The San Luis Obispo Police Officers Association is seeking to upend voters’ recent decision to repeal binding arbitration as a means of negotiating wages and benefits by the city’s police and fire unions.
In mid-October, the union filed a claim with the Public Employment Relations Board, a state agency that oversees the collective bargaining statutes with cities, alleging that San Luis Obispo used unfair labor practices by placing two measures on the ballot in August to repeal binding arbitration and negotiate reduced employee retirement benefits without seeking voter approval.
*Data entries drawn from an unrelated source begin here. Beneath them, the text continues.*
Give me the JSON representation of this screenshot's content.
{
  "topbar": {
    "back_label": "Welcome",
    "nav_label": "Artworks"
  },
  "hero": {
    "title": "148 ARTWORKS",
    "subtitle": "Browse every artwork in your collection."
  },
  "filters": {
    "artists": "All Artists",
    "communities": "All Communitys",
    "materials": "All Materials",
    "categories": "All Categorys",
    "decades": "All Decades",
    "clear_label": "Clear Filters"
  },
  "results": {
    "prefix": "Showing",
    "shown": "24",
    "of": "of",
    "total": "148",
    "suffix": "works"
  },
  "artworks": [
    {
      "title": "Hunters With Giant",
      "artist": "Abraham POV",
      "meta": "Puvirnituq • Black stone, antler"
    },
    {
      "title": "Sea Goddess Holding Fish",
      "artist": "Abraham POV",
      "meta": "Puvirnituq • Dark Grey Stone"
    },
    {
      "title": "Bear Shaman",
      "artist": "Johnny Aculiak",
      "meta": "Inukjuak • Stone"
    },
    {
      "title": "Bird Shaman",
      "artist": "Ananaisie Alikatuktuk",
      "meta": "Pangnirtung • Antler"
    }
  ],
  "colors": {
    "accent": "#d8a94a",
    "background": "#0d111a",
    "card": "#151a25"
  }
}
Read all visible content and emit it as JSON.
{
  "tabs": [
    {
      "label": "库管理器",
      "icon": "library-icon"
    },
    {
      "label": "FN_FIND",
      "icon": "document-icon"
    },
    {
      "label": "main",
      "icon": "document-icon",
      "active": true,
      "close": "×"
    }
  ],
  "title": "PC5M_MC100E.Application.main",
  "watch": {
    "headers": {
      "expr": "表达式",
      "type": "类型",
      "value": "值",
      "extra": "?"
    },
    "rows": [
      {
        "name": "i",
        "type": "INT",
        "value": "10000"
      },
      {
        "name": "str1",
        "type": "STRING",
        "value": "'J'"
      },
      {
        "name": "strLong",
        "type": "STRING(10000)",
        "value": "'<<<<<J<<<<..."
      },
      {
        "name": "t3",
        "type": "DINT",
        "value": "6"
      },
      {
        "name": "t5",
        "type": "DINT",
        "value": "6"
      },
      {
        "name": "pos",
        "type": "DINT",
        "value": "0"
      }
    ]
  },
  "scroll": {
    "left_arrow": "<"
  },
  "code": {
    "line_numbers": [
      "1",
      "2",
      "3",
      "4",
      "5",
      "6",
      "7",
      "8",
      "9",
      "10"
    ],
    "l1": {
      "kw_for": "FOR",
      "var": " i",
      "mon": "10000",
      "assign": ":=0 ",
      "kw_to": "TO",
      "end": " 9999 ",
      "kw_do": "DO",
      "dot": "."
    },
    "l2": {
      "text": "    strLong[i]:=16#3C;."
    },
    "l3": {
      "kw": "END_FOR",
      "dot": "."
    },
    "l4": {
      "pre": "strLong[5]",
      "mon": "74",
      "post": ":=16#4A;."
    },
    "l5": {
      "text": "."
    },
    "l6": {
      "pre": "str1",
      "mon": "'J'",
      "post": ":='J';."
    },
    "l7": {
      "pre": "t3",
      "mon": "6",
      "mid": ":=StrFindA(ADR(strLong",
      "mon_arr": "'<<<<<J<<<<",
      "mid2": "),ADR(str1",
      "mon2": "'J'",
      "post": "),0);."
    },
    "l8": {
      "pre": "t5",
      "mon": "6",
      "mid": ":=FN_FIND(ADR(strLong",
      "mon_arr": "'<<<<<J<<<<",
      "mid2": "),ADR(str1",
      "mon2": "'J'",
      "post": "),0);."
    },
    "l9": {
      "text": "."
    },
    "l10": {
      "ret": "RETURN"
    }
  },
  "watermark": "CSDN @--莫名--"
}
In August, 70 percent of San Luis Obispo voters overwhelmingly passed two ballot measures overturning binding arbitration and allowing the city to create a two-tier pension plan without voter approval.
In all, 7,723 people voted to repeal binding arbitration and 2,905 voted to keep it.
A contentious battle created a divide between the city and its public safety employees before the election. The police union’s claim asserts that the city violated state law and the city charter by refusing to meet and confer with the union before the City Council moved forward with the ballot measures.
A similar claim made by firefighters in Palo Alto was dismissed Tuesday by an administrative law judge.
The International Association of Fire Fighters, Local 1319, filed an unfair practice charge against the city of Palo Alto with the Public Employment Relations Board in September. That was before Palo Alto voters on Nov. 8 repealed binding arbitration with more than two-thirds of the vote.
The 29-page ruling issued by Administrative Law Judge Shawn P. Cloughesy confirmed that Palo Alto had met its obligations to the union.
In San Luis Obispo, this is not the police union’s first legal attempt to prevent the repeal of binding arbitration. The police union filed a lawsuit in San Luis Obispo Superior Court prior to the election but failed to get a court order to stop the vote from moving forward. The union’s attorney, Alison Berry Wilkinson, did not pursue the lawsuit after that.
Police union President Matt Blackstone could not be reached for comment Thursday.
The complaint filed with PERB is the union’s latest attempt to derail the removal of binding arbitration from the city’s charter.
City Attorney Christine Dietrick noted in an email Wednesday to The Tribune that she continues “to believe that the city acted lawfully and within its rights and that the continued pursuit of these actions is an unfortunate misdirection of time and resources that could be better spent reaching reasonable resolutions of the very difficult issues facing the city.”